If you look behind the surface you'll see that a lot of what we "know" about privatization is mere puffery. Groups such as the Reason Foundation and the National Council for Public Private Partnerships (formerly the Privatization Council) have spent a lot of time and money convincing the public that privatization is better. When they issue their reports or sit on panels or are quoted by the news media they are basically just making commercials for their product: private takeover of community services.
What do these statements and studies say. If you read the paper -- what they release to the public -- you hear stories about the future impact of privatization. They talk about how much money they think government will save if it privatizes particular projects and how much better the services will be. You see very few follow-up stories on what has really happened.
There's at least some reason to wonder how certain they feel about their own data. Recently many of these privatizers fought vigorously against legislation in the District of Columbia, which required that, before any public service was subcontracted, there had to be proof that there would be at least 10% savings. Why did they fight so hard? Surely if they believe what they say they would not object. Ten percent is such a small amount that it should be easy to prove. Despite this, the pro-privatizers have fought vigorously against the law and for a system requiring no proof to back up whatever they want to claim.

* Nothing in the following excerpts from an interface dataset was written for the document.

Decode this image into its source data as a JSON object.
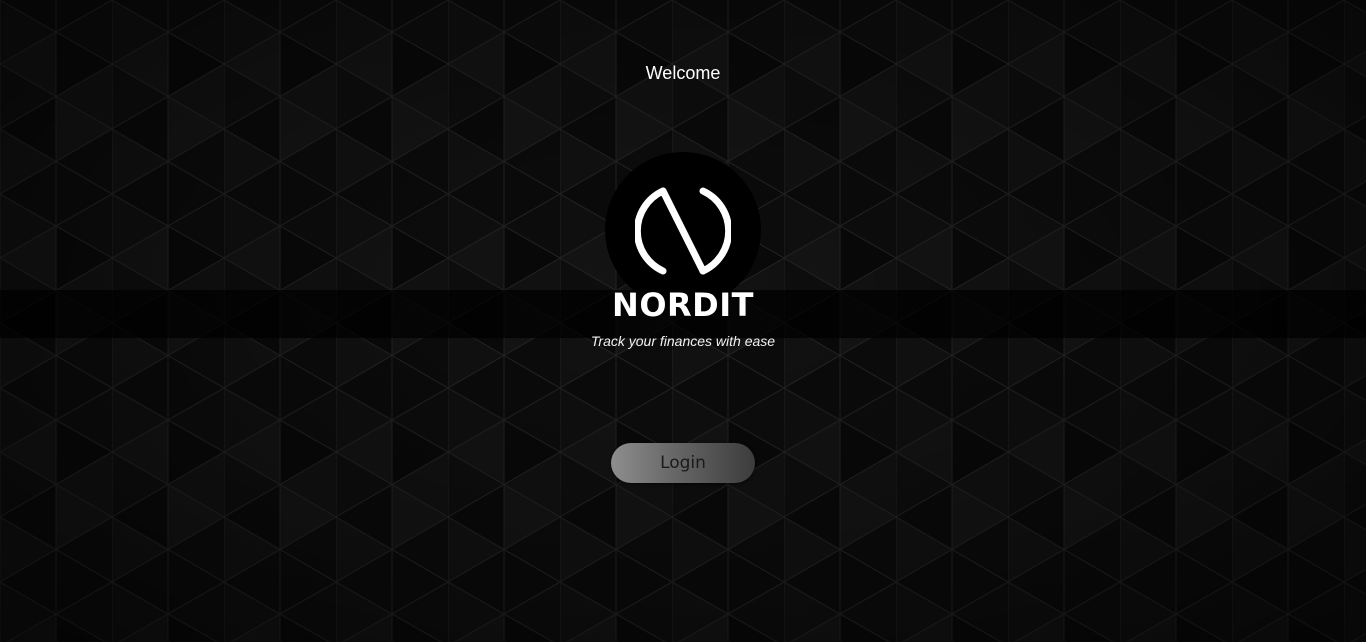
{
  "header": {
    "welcome_text": "Welcome"
  },
  "brand": {
    "logo_icon": "nordit-logo-icon",
    "name": "NORDIT",
    "tagline": "Track your finances with ease"
  },
  "actions": {
    "login_label": "Login"
  },
  "colors": {
    "background": "#070707",
    "text": "#ffffff",
    "button_gradient_start": "#8e8e8e",
    "button_gradient_end": "#3c3c3c"
  }
}
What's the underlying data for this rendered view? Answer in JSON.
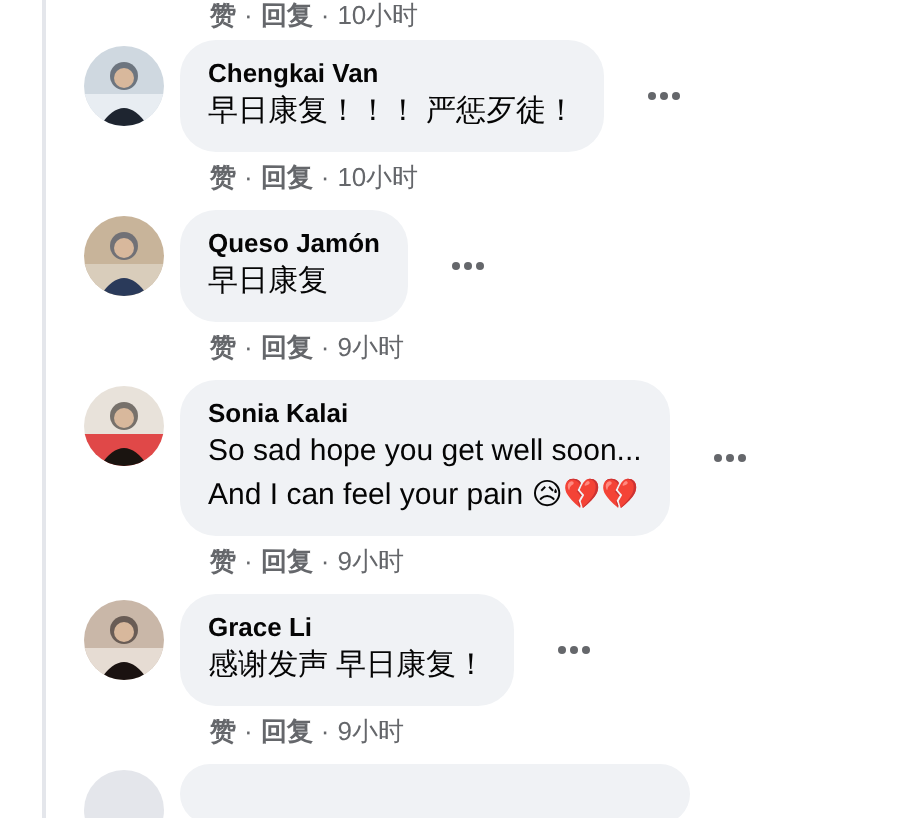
{
  "top_actions": [
    {
      "kind": "link",
      "text": "赞"
    },
    {
      "kind": "sep",
      "text": "·"
    },
    {
      "kind": "link",
      "text": "回复"
    },
    {
      "kind": "sep",
      "text": "·"
    },
    {
      "kind": "time",
      "text": "10小时"
    }
  ],
  "comments": [
    {
      "author": "Chengkai Van",
      "text": "早日康复！！！ 严惩歹徒！",
      "actions": [
        {
          "kind": "link",
          "text": "赞"
        },
        {
          "kind": "sep",
          "text": "·"
        },
        {
          "kind": "link",
          "text": "回复"
        },
        {
          "kind": "sep",
          "text": "·"
        },
        {
          "kind": "time",
          "text": "10小时"
        }
      ]
    },
    {
      "author": "Queso Jamón",
      "text": "早日康复",
      "actions": [
        {
          "kind": "link",
          "text": "赞"
        },
        {
          "kind": "sep",
          "text": "·"
        },
        {
          "kind": "link",
          "text": "回复"
        },
        {
          "kind": "sep",
          "text": "·"
        },
        {
          "kind": "time",
          "text": "9小时"
        }
      ]
    },
    {
      "author": "Sonia Kalai",
      "text": "So sad hope you get well soon...\nAnd I can feel your pain 😥💔💔",
      "actions": [
        {
          "kind": "link",
          "text": "赞"
        },
        {
          "kind": "sep",
          "text": "·"
        },
        {
          "kind": "link",
          "text": "回复"
        },
        {
          "kind": "sep",
          "text": "·"
        },
        {
          "kind": "time",
          "text": "9小时"
        }
      ]
    },
    {
      "author": "Grace Li",
      "text": "感谢发声 早日康复！",
      "actions": [
        {
          "kind": "link",
          "text": "赞"
        },
        {
          "kind": "sep",
          "text": "·"
        },
        {
          "kind": "link",
          "text": "回复"
        },
        {
          "kind": "sep",
          "text": "·"
        },
        {
          "kind": "time",
          "text": "9小时"
        }
      ]
    }
  ]
}
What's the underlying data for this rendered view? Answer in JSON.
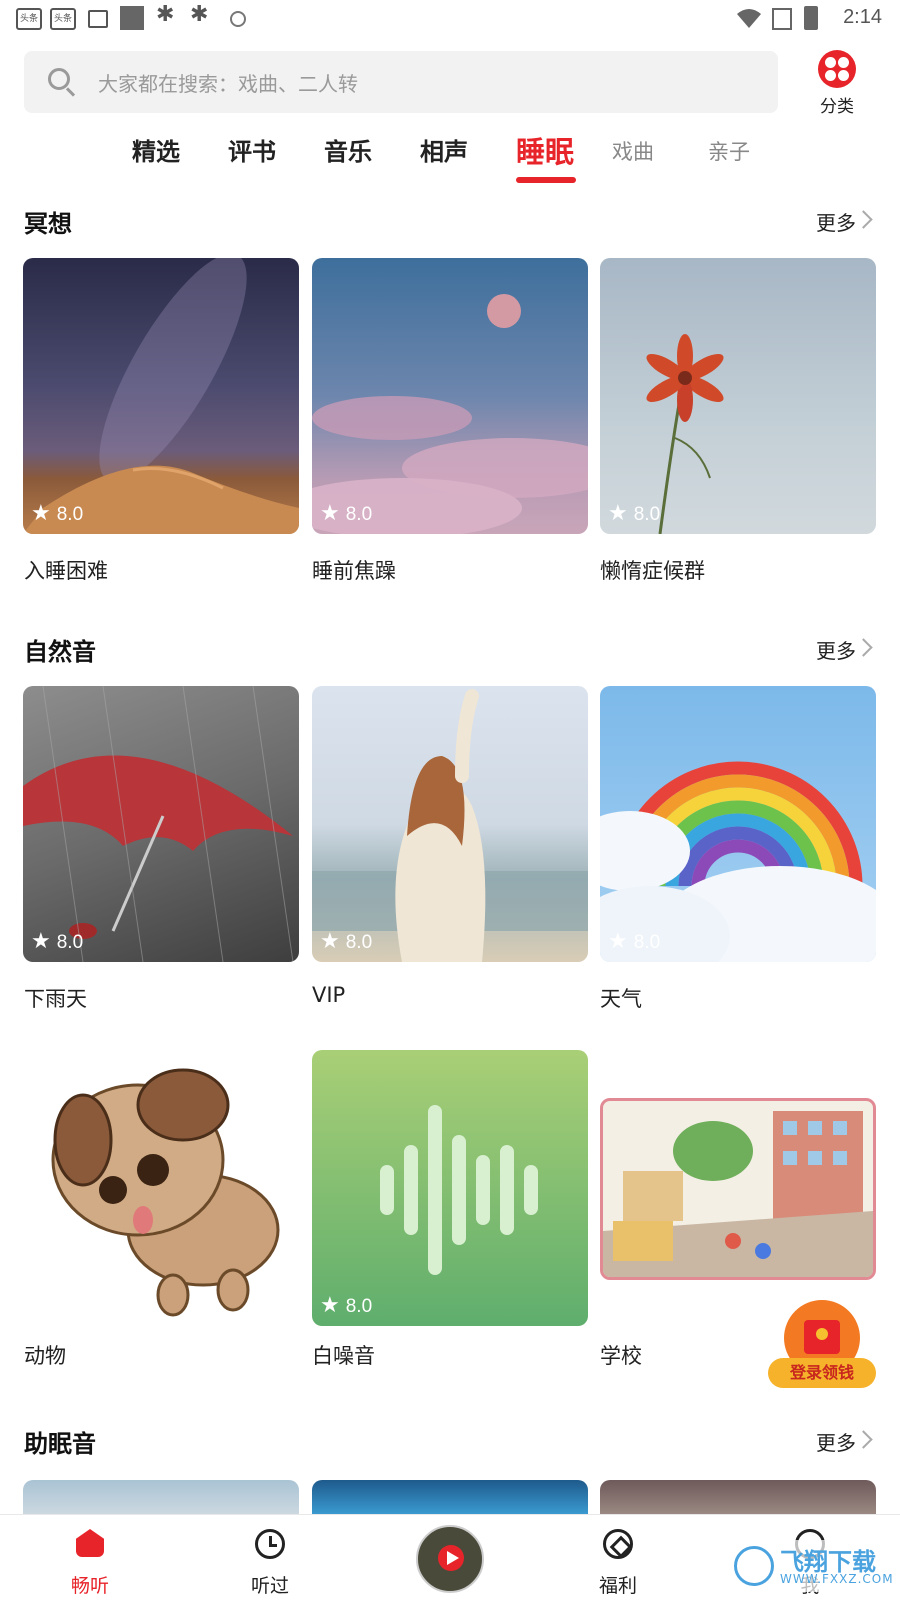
{
  "status_bar": {
    "time": "2:14",
    "notification_icons": [
      "头条",
      "头条"
    ]
  },
  "search": {
    "placeholder": "大家都在搜索：戏曲、二人转"
  },
  "category_button": {
    "label": "分类"
  },
  "tabs": [
    {
      "label": "精选"
    },
    {
      "label": "评书"
    },
    {
      "label": "音乐"
    },
    {
      "label": "相声"
    },
    {
      "label": "睡眠"
    },
    {
      "label": "戏曲"
    },
    {
      "label": "亲子"
    }
  ],
  "active_tab": "睡眠",
  "sections": [
    {
      "title": "冥想",
      "more": "更多",
      "items": [
        {
          "label": "入睡困难",
          "rating": "8.0"
        },
        {
          "label": "睡前焦躁",
          "rating": "8.0"
        },
        {
          "label": "懒惰症候群",
          "rating": "8.0"
        }
      ]
    },
    {
      "title": "自然音",
      "more": "更多",
      "items": [
        {
          "label": "下雨天",
          "rating": "8.0"
        },
        {
          "label": "VIP",
          "rating": "8.0"
        },
        {
          "label": "天气",
          "rating": "8.0"
        },
        {
          "label": "动物"
        },
        {
          "label": "白噪音",
          "rating": "8.0"
        },
        {
          "label": "学校"
        }
      ]
    },
    {
      "title": "助眠音",
      "more": "更多"
    }
  ],
  "promo": {
    "label": "登录领钱"
  },
  "bottom_nav": [
    {
      "label": "畅听",
      "icon": "home-icon",
      "active": true
    },
    {
      "label": "听过",
      "icon": "clock-icon"
    },
    {
      "label": "",
      "icon": "player-icon"
    },
    {
      "label": "福利",
      "icon": "gift-icon"
    },
    {
      "label": "我",
      "icon": "profile-icon"
    }
  ],
  "watermark": {
    "text": "飞翔下载",
    "url": "WWW.FXXZ.COM"
  },
  "colors": {
    "accent": "#e8242b"
  }
}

This is not the only gap between what they say and what they do. If you read what these groups send out to their constituents -- companies thinking of going into the privatization business -- you don't see talk about the public interest. The focus is on Profit. When the word "Profit" appears in their publications, you see it in boldface and large type.
They try to create a sense that privatizing is something good. The National Council for Public-Private Partnerships even gives out its own awards for people who help the cause of privatization.
When we realize that these are just commercials, it's easier to see that we should take them with the same grain of salt we use when we're told that some shampoo will make us eternally happy. If the American public were given a more complete picture of the story of privatization, we'd see that they these folks think they can sell us a bill of goods. When we buy the shampoo thinking it would make our lives perfect, all we end up with is a bottle of shampoo and less money and, hopefully, clean hair. When we buy privatization, all we end up with is privatization, more money in the privatizer's pocket, and hopefully, the same level of services.
But even that may not be the case.
An example is the subcontracting of garbage collection services. In some cases, garbage and toxic waste has been improperly disposed of. The public had to pay to clean up, while the original contractor pocketed the money for services not received. Waste Management, Inc. is an example of a disposal company convicted for financial improprieties. It is well known that organized crime has infiltrated the waste industry.
The Challenger shuttle blew up because private subcontractor Morton Thiokol did not want to delay the launch. It also ignored internal warnings that its product was defective.
New York City subcontracted its Parking Violation Bureau to Datacom Systems Corp., a subsidiary of Lockheed. In 1987, evidence of bribes, extortion, and stealing were uncovered. When the work was returned to the public sector, stealing stopped and the cost of the service was 20% lower.
The Hebdon report found:
In conclusion, we found privatization to be, at best, a disruptive, socially destabilizing, and ultimately harmful method of cost saving. At its worst, privatization can actually increase costs, lower the quality of services, reduce public accountability, and marginalize citizen involvement in the democratic process. ... The rational solution is to seek creative alternatives to the way services are currently provided by improving the utilization of the existing workforce. The practical answer, we believe, can be found in fundamental reform of pubic sector work process through dialogue, discussion, and negotiations. This is the challenge for politicians, management officials in the public sector, public employee unions, and employees.